In-store tech is a crucial weapon for driving footfall and conversion, according to Retail Week research that ranks retailers on sales densities.

Published today, Supercharged stores: the top 30 retailers winning with tech, produced in association with Panasonic, names Apple as the highest ranking retailer.

The top 30, which is dominated by premium retailers, found Apple generated sales of £3,850 per sq ft in 2016/17, up from £3,250 a year earlier.

In second place, Burberry generated £2,800 per sq ft in 2017/18, nearly twice as much as Harrods in third position.

In an environment where mass store closure programmes are being implemented week in week out, this report uncovers how the best retailers are bucking the trend and driving meaningful ROI from their estates. 

1. In-store tech boosts experience

Both Apple and Burberry use in-store Wi-Fi, mobile point-of-sale (PoS) technology and interactive touchscreens.

The rest of the top 30 features a mix of department stores, grocers and fashion groups, which commonly use digital features to improve customer service and convenience.

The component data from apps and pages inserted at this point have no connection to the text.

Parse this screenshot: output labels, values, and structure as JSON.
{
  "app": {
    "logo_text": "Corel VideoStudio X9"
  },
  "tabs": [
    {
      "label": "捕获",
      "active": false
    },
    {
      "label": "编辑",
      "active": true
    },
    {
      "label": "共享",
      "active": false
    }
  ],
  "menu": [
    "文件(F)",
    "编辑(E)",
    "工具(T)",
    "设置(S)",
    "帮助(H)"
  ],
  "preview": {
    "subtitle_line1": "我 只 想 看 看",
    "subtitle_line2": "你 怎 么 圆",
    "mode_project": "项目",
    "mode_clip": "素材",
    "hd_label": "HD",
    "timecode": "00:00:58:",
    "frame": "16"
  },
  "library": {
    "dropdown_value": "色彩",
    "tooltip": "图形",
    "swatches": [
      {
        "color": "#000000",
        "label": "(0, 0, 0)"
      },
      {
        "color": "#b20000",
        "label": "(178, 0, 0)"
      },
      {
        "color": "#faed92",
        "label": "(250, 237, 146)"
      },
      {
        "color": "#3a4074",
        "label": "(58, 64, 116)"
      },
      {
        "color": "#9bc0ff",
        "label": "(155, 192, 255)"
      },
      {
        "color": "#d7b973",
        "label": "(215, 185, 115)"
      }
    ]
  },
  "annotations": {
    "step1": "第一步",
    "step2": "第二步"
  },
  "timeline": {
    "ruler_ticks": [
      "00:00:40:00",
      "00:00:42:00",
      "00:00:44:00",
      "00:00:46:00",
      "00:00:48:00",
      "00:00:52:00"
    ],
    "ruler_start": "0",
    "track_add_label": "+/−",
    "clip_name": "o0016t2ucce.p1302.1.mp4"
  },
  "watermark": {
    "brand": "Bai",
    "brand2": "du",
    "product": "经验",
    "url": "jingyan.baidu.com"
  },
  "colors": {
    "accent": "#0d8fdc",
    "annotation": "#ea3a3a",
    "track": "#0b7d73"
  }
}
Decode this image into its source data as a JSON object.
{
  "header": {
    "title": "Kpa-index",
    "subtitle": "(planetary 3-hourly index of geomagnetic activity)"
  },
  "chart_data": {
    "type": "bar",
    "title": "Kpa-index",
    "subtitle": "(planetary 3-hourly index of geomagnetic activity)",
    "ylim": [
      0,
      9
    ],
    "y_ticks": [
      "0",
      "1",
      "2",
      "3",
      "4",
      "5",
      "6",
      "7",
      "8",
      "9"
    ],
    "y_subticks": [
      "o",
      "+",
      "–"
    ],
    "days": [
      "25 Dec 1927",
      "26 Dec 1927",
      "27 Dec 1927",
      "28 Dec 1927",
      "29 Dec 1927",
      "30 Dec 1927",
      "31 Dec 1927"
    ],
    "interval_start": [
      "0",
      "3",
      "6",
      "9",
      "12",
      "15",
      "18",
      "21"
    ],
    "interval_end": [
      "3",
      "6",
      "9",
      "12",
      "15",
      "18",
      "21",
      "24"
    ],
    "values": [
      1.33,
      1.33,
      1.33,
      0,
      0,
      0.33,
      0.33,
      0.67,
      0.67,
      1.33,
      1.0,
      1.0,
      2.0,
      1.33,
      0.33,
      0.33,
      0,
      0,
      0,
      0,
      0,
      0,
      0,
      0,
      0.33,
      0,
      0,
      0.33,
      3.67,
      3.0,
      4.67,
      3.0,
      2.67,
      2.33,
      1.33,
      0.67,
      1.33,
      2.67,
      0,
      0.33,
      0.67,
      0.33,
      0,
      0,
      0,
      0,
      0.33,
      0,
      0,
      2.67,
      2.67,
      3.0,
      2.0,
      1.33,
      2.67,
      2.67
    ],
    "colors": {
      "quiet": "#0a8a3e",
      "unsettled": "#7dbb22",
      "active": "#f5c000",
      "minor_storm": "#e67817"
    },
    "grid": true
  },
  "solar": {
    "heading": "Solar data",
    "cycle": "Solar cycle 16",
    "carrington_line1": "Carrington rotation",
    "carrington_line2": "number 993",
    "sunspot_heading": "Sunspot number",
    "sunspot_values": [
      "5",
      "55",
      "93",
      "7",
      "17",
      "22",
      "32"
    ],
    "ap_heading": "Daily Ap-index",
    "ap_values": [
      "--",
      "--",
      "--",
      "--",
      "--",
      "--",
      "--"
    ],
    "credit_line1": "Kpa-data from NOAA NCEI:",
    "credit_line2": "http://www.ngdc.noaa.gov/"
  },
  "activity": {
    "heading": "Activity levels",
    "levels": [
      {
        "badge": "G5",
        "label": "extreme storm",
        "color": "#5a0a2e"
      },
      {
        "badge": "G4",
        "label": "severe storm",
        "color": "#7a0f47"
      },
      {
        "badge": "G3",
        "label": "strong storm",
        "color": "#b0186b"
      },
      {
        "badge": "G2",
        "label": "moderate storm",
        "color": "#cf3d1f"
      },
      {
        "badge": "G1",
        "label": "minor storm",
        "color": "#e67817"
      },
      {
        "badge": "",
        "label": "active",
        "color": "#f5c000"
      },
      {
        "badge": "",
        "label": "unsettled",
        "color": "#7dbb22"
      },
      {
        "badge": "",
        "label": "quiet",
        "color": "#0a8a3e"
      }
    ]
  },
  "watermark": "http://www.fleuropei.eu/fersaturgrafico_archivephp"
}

Thirteen of the top 30 offer interactive touchscreens, 12 offer kiosks or terminals in store, while 15 have in-store Wi-Fi.

2. Mobile is crucial

Our report finds that the use of mobile in store is gaining traction as retailers look to merge channels and create a frictionless shopping experience.

Mobile can help bricks-and-mortar retailers gather invaluable data to help them provide more personalised experiences.

For example, Game uses in-store smartphone scanning features to offer personalised promotions tied to its app, while in Kurt Geiger customers can order out-of-stock products via the retailer’s app and have them delivered to the store.

Mobile PoS systems have also been used by the likes of Kurt Geiger, Office and Apple to enable faster checkouts and to free up time for staff to focus on customer service.

However, only 11 of the top 30 use transactional tablets for staff in store, suggesting room for further adoption of mobile technology.

3. In-store analytics are crucial

While these retailers have managed to bring some of the advantages of online to the physical space, there are many more opportunities to transform the in-store journey and convert more sales, particularly around click and collect, location technology and personalisation.

The report finds there is a growing demand for radio frequency identification technology (RFID), which enables store staff to locate products on the shop’s shelves and in stockrooms.

Tesco, Asda and Burberry have deployed RFID tags to improve stock visibility and support a more frictionless customer journey, and Kurt Geiger is soon to join their ranks.

This also has implications for pricing, with grocers able to more quickly locate and reduce prices on foods approaching their sell-by date, again supporting convenience and stock management.


Top five retailers by sales per square foot and their in-store tech investments





Read the full report to better understand the types of in-store tech being used by the top retailers in our sales density ranking and the business case for investing in them. Download Supercharged stores: the top 30 retailers winning with tech today.